(Aim of the task) Every record needs to be set down again without a single difference.

● ● ● ● ●

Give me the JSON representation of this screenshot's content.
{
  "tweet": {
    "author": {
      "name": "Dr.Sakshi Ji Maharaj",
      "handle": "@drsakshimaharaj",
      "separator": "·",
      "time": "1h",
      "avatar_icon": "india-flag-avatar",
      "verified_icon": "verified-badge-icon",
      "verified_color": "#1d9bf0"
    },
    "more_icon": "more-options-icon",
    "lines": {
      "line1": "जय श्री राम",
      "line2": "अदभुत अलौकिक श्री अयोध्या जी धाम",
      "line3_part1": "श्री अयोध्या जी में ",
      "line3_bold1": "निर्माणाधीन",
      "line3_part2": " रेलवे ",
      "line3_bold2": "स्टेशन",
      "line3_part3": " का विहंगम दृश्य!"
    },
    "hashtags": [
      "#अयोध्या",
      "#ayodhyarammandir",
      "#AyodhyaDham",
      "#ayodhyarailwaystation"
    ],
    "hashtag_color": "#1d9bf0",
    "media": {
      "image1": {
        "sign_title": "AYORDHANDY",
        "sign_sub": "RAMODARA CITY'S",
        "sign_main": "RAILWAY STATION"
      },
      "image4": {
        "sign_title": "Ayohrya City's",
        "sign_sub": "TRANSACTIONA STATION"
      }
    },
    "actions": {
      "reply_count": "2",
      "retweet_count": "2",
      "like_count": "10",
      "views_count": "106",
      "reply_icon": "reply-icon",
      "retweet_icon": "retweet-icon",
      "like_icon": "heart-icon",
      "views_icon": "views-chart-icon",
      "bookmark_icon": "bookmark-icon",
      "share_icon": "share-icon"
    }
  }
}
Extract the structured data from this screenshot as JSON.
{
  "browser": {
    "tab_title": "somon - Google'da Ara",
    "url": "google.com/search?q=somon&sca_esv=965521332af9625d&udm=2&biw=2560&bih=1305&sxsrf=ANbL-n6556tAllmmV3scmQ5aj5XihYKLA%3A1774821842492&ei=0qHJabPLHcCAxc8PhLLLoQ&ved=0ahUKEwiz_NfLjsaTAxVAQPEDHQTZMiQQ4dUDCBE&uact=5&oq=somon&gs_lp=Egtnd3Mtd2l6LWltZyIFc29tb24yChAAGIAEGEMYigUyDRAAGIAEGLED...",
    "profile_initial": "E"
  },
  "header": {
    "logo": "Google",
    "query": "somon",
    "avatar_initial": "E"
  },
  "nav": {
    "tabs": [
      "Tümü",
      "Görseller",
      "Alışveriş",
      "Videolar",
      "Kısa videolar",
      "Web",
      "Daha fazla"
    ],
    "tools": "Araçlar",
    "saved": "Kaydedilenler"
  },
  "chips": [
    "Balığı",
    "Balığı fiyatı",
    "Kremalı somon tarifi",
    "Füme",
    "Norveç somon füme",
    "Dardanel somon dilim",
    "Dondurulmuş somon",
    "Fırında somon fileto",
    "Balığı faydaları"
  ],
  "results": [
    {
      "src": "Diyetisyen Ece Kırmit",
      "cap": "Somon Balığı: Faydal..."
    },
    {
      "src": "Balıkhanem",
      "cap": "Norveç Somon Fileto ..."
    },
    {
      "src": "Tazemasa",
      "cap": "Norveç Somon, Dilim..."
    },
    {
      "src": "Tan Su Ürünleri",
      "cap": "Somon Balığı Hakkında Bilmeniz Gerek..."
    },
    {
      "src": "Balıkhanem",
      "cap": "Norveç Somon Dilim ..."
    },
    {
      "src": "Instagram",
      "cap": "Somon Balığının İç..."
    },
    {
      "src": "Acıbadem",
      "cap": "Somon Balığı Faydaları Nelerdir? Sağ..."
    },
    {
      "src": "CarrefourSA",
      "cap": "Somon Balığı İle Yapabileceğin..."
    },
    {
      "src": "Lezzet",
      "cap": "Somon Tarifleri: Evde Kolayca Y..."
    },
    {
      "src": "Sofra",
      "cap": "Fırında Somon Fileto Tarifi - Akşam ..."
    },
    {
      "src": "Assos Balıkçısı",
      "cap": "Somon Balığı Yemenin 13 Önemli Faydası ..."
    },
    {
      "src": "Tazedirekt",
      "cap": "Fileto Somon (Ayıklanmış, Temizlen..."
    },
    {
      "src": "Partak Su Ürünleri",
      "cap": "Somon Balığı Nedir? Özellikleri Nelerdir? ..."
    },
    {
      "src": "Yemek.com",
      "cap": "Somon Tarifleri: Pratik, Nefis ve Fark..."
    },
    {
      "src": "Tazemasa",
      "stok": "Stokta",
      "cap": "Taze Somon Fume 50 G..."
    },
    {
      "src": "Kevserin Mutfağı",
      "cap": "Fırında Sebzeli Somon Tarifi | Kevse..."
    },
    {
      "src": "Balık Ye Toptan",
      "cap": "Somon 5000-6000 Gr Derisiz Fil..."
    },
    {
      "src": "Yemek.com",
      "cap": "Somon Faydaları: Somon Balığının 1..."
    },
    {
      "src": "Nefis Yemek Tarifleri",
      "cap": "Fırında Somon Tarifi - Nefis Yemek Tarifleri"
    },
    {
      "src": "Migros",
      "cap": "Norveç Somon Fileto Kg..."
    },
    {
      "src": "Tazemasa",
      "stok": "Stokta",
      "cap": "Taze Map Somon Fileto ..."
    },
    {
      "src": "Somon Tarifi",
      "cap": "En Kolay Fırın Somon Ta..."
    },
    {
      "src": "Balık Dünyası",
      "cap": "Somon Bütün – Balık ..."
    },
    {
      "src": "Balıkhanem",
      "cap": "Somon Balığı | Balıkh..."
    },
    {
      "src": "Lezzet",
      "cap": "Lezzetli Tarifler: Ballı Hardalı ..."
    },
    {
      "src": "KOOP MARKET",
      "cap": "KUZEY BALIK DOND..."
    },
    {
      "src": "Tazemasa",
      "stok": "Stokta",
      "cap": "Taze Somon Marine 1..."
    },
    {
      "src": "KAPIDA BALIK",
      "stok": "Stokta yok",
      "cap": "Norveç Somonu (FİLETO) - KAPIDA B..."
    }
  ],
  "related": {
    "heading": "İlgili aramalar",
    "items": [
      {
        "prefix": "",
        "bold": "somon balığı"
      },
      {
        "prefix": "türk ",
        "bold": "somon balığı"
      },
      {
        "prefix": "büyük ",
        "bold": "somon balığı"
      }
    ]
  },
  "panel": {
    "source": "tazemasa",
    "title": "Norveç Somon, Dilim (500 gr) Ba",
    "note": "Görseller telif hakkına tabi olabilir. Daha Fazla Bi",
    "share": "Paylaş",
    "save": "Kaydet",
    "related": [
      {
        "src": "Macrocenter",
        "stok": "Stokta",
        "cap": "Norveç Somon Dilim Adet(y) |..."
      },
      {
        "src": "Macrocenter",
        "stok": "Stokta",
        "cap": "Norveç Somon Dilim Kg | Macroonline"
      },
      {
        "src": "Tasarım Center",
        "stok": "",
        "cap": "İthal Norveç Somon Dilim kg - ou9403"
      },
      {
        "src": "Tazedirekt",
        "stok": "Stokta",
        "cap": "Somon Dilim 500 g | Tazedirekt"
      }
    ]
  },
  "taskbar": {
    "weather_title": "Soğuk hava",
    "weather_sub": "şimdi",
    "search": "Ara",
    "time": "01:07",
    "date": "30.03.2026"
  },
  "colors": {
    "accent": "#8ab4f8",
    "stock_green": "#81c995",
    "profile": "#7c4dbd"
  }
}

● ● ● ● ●

(Task output)
Give me the JSON representation of this screenshot's content.
{
  "tweet": {
    "author": {
      "name": "Dr.Sakshi Ji Maharaj",
      "handle": "@drsakshimaharaj",
      "separator": "·",
      "time": "1h",
      "avatar_icon": "india-flag-avatar",
      "verified_icon": "verified-badge-icon",
      "verified_color": "#1d9bf0"
    },
    "more_icon": "more-options-icon",
    "lines": {
      "line1": "जय श्री राम",
      "line2": "अदभुत अलौकिक श्री अयोध्या जी धाम",
      "line3_part1": "श्री अयोध्या जी में ",
      "line3_bold1": "निर्माणाधीन",
      "line3_part2": " रेलवे ",
      "line3_bold2": "स्टेशन",
      "line3_part3": " का विहंगम दृश्य!"
    },
    "hashtags": [
      "#अयोध्या",
      "#ayodhyarammandir",
      "#AyodhyaDham",
      "#ayodhyarailwaystation"
    ],
    "hashtag_color": "#1d9bf0",
    "media": {
      "image1": {
        "sign_title": "AYORDHANDY",
        "sign_sub": "RAMODARA CITY'S",
        "sign_main": "RAILWAY STATION"
      },
      "image4": {
        "sign_title": "Ayohrya City's",
        "sign_sub": "TRANSACTIONA STATION"
      }
    },
    "actions": {
      "reply_count": "2",
      "retweet_count": "2",
      "like_count": "10",
      "views_count": "106",
      "reply_icon": "reply-icon",
      "retweet_icon": "retweet-icon",
      "like_icon": "heart-icon",
      "views_icon": "views-chart-icon",
      "bookmark_icon": "bookmark-icon",
      "share_icon": "share-icon"
    }
  }
}
Extract the structured data from this screenshot as JSON.
{
  "browser": {
    "tab_title": "somon - Google'da Ara",
    "url": "google.com/search?q=somon&sca_esv=965521332af9625d&udm=2&biw=2560&bih=1305&sxsrf=ANbL-n6556tAllmmV3scmQ5aj5XihYKLA%3A1774821842492&ei=0qHJabPLHcCAxc8PhLLLoQ&ved=0ahUKEwiz_NfLjsaTAxVAQPEDHQTZMiQQ4dUDCBE&uact=5&oq=somon&gs_lp=Egtnd3Mtd2l6LWltZyIFc29tb24yChAAGIAEGEMYigUyDRAAGIAEGLED...",
    "profile_initial": "E"
  },
  "header": {
    "logo": "Google",
    "query": "somon",
    "avatar_initial": "E"
  },
  "nav": {
    "tabs": [
      "Tümü",
      "Görseller",
      "Alışveriş",
      "Videolar",
      "Kısa videolar",
      "Web",
      "Daha fazla"
    ],
    "tools": "Araçlar",
    "saved": "Kaydedilenler"
  },
  "chips": [
    "Balığı",
    "Balığı fiyatı",
    "Kremalı somon tarifi",
    "Füme",
    "Norveç somon füme",
    "Dardanel somon dilim",
    "Dondurulmuş somon",
    "Fırında somon fileto",
    "Balığı faydaları"
  ],
  "results": [
    {
      "src": "Diyetisyen Ece Kırmit",
      "cap": "Somon Balığı: Faydal..."
    },
    {
      "src": "Balıkhanem",
      "cap": "Norveç Somon Fileto ..."
    },
    {
      "src": "Tazemasa",
      "cap": "Norveç Somon, Dilim..."
    },
    {
      "src": "Tan Su Ürünleri",
      "cap": "Somon Balığı Hakkında Bilmeniz Gerek..."
    },
    {
      "src": "Balıkhanem",
      "cap": "Norveç Somon Dilim ..."
    },
    {
      "src": "Instagram",
      "cap": "Somon Balığının İç..."
    },
    {
      "src": "Acıbadem",
      "cap": "Somon Balığı Faydaları Nelerdir? Sağ..."
    },
    {
      "src": "CarrefourSA",
      "cap": "Somon Balığı İle Yapabileceğin..."
    },
    {
      "src": "Lezzet",
      "cap": "Somon Tarifleri: Evde Kolayca Y..."
    },
    {
      "src": "Sofra",
      "cap": "Fırında Somon Fileto Tarifi - Akşam ..."
    },
    {
      "src": "Assos Balıkçısı",
      "cap": "Somon Balığı Yemenin 13 Önemli Faydası ..."
    },
    {
      "src": "Tazedirekt",
      "cap": "Fileto Somon (Ayıklanmış, Temizlen..."
    },
    {
      "src": "Partak Su Ürünleri",
      "cap": "Somon Balığı Nedir? Özellikleri Nelerdir? ..."
    },
    {
      "src": "Yemek.com",
      "cap": "Somon Tarifleri: Pratik, Nefis ve Fark..."
    },
    {
      "src": "Tazemasa",
      "stok": "Stokta",
      "cap": "Taze Somon Fume 50 G..."
    },
    {
      "src": "Kevserin Mutfağı",
      "cap": "Fırında Sebzeli Somon Tarifi | Kevse..."
    },
    {
      "src": "Balık Ye Toptan",
      "cap": "Somon 5000-6000 Gr Derisiz Fil..."
    },
    {
      "src": "Yemek.com",
      "cap": "Somon Faydaları: Somon Balığının 1..."
    },
    {
      "src": "Nefis Yemek Tarifleri",
      "cap": "Fırında Somon Tarifi - Nefis Yemek Tarifleri"
    },
    {
      "src": "Migros",
      "cap": "Norveç Somon Fileto Kg..."
    },
    {
      "src": "Tazemasa",
      "stok": "Stokta",
      "cap": "Taze Map Somon Fileto ..."
    },
    {
      "src": "Somon Tarifi",
      "cap": "En Kolay Fırın Somon Ta..."
    },
    {
      "src": "Balık Dünyası",
      "cap": "Somon Bütün – Balık ..."
    },
    {
      "src": "Balıkhanem",
      "cap": "Somon Balığı | Balıkh..."
    },
    {
      "src": "Lezzet",
      "cap": "Lezzetli Tarifler: Ballı Hardalı ..."
    },
    {
      "src": "KOOP MARKET",
      "cap": "KUZEY BALIK DOND..."
    },
    {
      "src": "Tazemasa",
      "stok": "Stokta",
      "cap": "Taze Somon Marine 1..."
    },
    {
      "src": "KAPIDA BALIK",
      "stok": "Stokta yok",
      "cap": "Norveç Somonu (FİLETO) - KAPIDA B..."
    }
  ],
  "related": {
    "heading": "İlgili aramalar",
    "items": [
      {
        "prefix": "",
        "bold": "somon balığı"
      },
      {
        "prefix": "türk ",
        "bold": "somon balığı"
      },
      {
        "prefix": "büyük ",
        "bold": "somon balığı"
      }
    ]
  },
  "panel": {
    "source": "tazemasa",
    "title": "Norveç Somon, Dilim (500 gr) Ba",
    "note": "Görseller telif hakkına tabi olabilir. Daha Fazla Bi",
    "share": "Paylaş",
    "save": "Kaydet",
    "related": [
      {
        "src": "Macrocenter",
        "stok": "Stokta",
        "cap": "Norveç Somon Dilim Adet(y) |..."
      },
      {
        "src": "Macrocenter",
        "stok": "Stokta",
        "cap": "Norveç Somon Dilim Kg | Macroonline"
      },
      {
        "src": "Tasarım Center",
        "stok": "",
        "cap": "İthal Norveç Somon Dilim kg - ou9403"
      },
      {
        "src": "Tazedirekt",
        "stok": "Stokta",
        "cap": "Somon Dilim 500 g | Tazedirekt"
      }
    ]
  },
  "taskbar": {
    "weather_title": "Soğuk hava",
    "weather_sub": "şimdi",
    "search": "Ara",
    "time": "01:07",
    "date": "30.03.2026"
  },
  "colors": {
    "accent": "#8ab4f8",
    "stock_green": "#81c995",
    "profile": "#7c4dbd"
  }
}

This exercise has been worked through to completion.